The new building is one of four to be built at 4001 N. Plaza Dr, in the Visalia Industrial Park. Not too far away, CapRock Partners also built two Amazon distribution centers.
Walls have been tilted up and the roof work has begun on the site. While they don’t yet have a tenant, the best-suited company would be in distribution, O’Neill said.
Distribution is booming in Visalia, with not only the two Amazon sites but also United Parcel Service and JoAnn’s Fabrics, among others.
However, distribution growth has stuttered nationally.
UPS announced plans in January to cut 12,000 jobs — mostly management and non-union jobs. In the January earnings call, UPS chief executive Carol Tomé said 2023 had been a “difficult and disappointing year.”
Regardless, O’Neill believes that e-commerce is a growth market.
“We know that the American consumer is going to continue online shopping,” O’Neill said. “I can’t comment on the UPS layoffs, whatever right-size thing they’re going through. And, as far as Amazon, they did slow down for a period. … I can tell you in other markets, we have seen them re-engage, absorbing new distribution space. And, so that’s a phenomenon that we’ve experienced in other markets.”
Visalia Can Service Oakland, Long Beach Ports in a Day
From a distribution standpoint, trucks leaving Visalia can get to ports in Oakland or Long Beach and back in less than a day, O’Neill said.
“Which is a really unique feature of the Visalia area because it’s one of the only locations in the state of California that can service both ports in one day,” O’Neill said.
With an unemployment rate well above that of California or even Fresno, Visalia has a labor market that major employers can absorb.
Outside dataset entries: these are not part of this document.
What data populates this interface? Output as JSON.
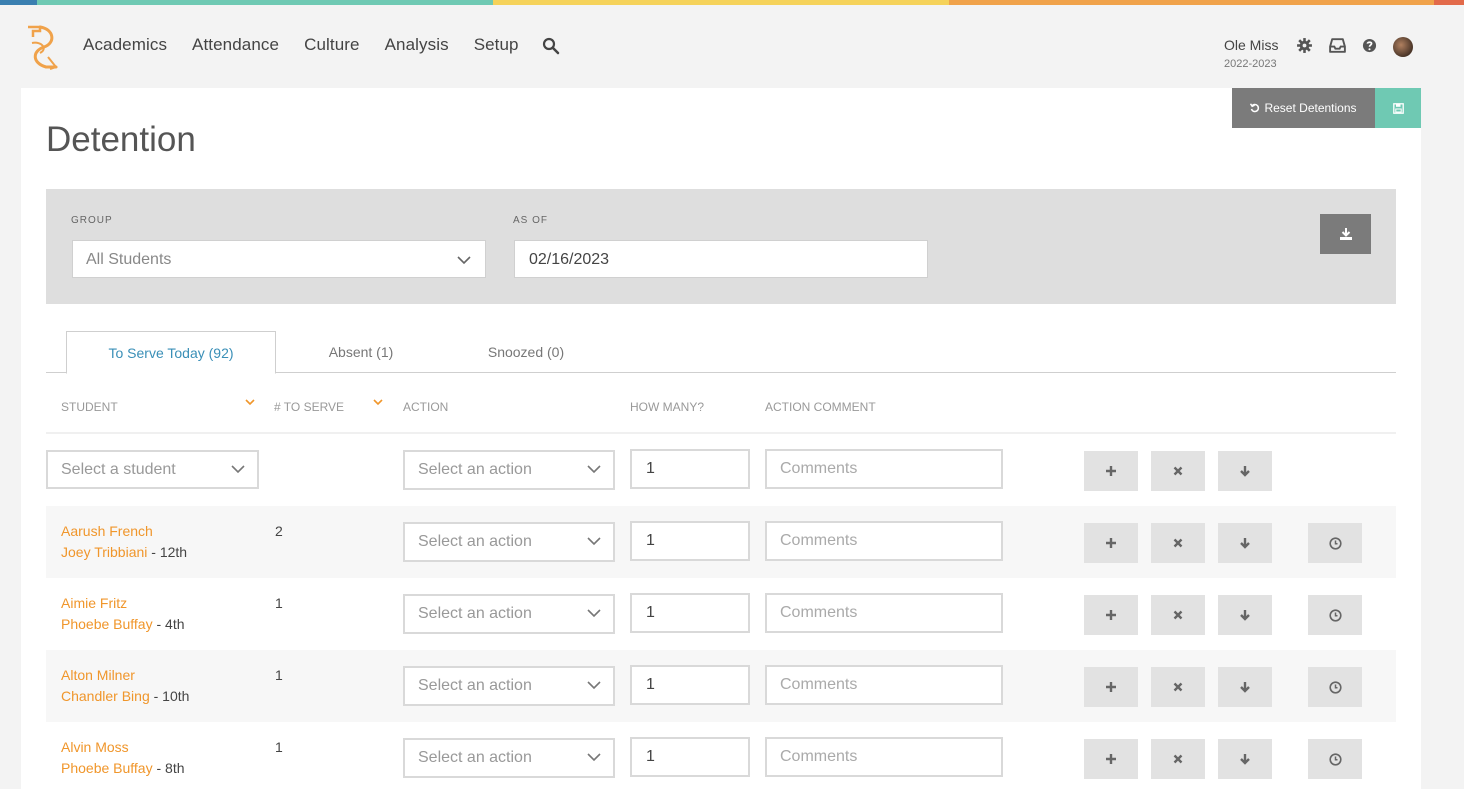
{
  "colors": {
    "stripe": [
      "#3a7fb0",
      "#6fc9b3",
      "#f5d25a",
      "#f0a24a",
      "#e26a4a"
    ],
    "accent_orange": "#f0962b",
    "accent_blue": "#3a8fb7",
    "save_green": "#6fc9b3"
  },
  "nav": {
    "items": [
      "Academics",
      "Attendance",
      "Culture",
      "Analysis",
      "Setup"
    ],
    "school": "Ole Miss",
    "year": "2022-2023"
  },
  "toolbar": {
    "reset_label": "Reset Detentions"
  },
  "page": {
    "title": "Detention"
  },
  "filters": {
    "group_label": "GROUP",
    "group_value": "All Students",
    "asof_label": "AS OF",
    "asof_value": "02/16/2023"
  },
  "tabs": [
    {
      "label": "To Serve Today (92)"
    },
    {
      "label": "Absent (1)"
    },
    {
      "label": "Snoozed (0)"
    }
  ],
  "columns": {
    "student": "STUDENT",
    "to_serve": "# TO SERVE",
    "action": "ACTION",
    "how_many": "HOW MANY?",
    "comment": "ACTION COMMENT"
  },
  "new_row": {
    "student_placeholder": "Select a student",
    "action_placeholder": "Select an action",
    "how_many": "1",
    "comment_placeholder": "Comments"
  },
  "rows": [
    {
      "student": "Aarush French",
      "teacher": "Joey Tribbiani",
      "grade": " - 12th",
      "count": "2",
      "action_placeholder": "Select an action",
      "how_many": "1",
      "comment_placeholder": "Comments"
    },
    {
      "student": "Aimie Fritz",
      "teacher": "Phoebe Buffay",
      "grade": " - 4th",
      "count": "1",
      "action_placeholder": "Select an action",
      "how_many": "1",
      "comment_placeholder": "Comments"
    },
    {
      "student": "Alton Milner",
      "teacher": "Chandler Bing",
      "grade": " - 10th",
      "count": "1",
      "action_placeholder": "Select an action",
      "how_many": "1",
      "comment_placeholder": "Comments"
    },
    {
      "student": "Alvin Moss",
      "teacher": "Phoebe Buffay",
      "grade": " - 8th",
      "count": "1",
      "action_placeholder": "Select an action",
      "how_many": "1",
      "comment_placeholder": "Comments"
    }
  ]
}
In December 2023, unemployment in the Visalia-Porterville area continued to climb, reaching 11.2%, compared to California’s 5.1% and Fresno’s 8.2%.
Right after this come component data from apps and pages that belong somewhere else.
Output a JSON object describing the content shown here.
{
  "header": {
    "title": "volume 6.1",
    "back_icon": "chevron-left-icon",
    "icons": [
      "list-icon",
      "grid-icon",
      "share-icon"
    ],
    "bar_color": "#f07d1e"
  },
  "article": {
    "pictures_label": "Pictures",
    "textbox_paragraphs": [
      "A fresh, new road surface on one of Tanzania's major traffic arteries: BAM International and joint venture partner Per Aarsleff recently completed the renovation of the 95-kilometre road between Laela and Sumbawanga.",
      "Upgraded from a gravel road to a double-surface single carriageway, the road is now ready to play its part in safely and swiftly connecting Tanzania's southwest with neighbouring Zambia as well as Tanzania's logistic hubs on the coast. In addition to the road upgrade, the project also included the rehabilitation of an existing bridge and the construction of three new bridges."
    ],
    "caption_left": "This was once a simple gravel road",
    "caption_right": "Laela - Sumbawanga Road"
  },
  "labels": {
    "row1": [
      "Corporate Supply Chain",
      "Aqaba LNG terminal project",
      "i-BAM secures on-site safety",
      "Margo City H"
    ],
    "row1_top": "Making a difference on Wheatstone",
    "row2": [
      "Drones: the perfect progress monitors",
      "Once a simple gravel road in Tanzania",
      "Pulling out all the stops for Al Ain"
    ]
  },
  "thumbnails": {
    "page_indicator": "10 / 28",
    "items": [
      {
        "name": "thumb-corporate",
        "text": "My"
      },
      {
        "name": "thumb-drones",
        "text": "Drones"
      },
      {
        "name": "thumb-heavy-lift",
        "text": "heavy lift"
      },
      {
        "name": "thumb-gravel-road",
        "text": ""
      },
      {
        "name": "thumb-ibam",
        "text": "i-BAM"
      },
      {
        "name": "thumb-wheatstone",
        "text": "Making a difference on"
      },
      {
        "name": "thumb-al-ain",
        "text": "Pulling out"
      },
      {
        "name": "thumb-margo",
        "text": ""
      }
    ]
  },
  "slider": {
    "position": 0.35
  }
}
Employment at the new site will depend on who signs a lease or purchase contract, but those can result in hundreds to as many as 2,000 jobs.
Devon Jones, economic development manager for Visalia, said the Visalia Industrial Park has become the community’s economic engine. He added that industrial development diversifies the job market.
“The primary jobs that it creates import new money into the local economy for circulation,” Jones said. “This leads to an increase in local jobs and local buying power which fuels housing growth, which in turn increases demand for services such as retail.”
Investing in Cities Where It’s Welcomed
O’Neill said they haven’t looked at building in Fresno because of the perceived difficulty of developing there. However, they have looked into investing in existing buildings.
“Fresno’s a little different because they’re not as welcoming to new industrial development, especially in the western part of Fresno,” O’Neill said.
For example, Fresno City Councilmember Miguel Arias appealed the $120 million Scannell industrial project in southwest Fresno after the company finished its environmental impact report.
“It’s a pretty clear message that, look, we want to go where we’re welcomed and where municipalities see the benefit of what we’re doing with the jobs,” O’Neill said.
CapRock Adapting Warehouse to Meet Future Environmental Needs
Environmental concerns lead to many objections to industrial development as trucks are integral to e-commerce. However, O’Neill says that developers are working to reduce the impact of logistics on neighborhoods.
Designating truck routes keeps vehicles out of neighborhoods, and trucks are getting cleaner. In addition, port authorities have prohibited old diesel trucks from entering.
In anticipation of electrification requirements set by the state, CapRock is laying electrical conduits for truck chargers. By doing that work now, future operators won’t have to trench into concrete to lay wiring. They also reinforced the building’s roof to support solar panels.
After the first building is completed and leased, the company will begin work on the second building. O’Neill anticipates that will be the second or third quarter of 2025.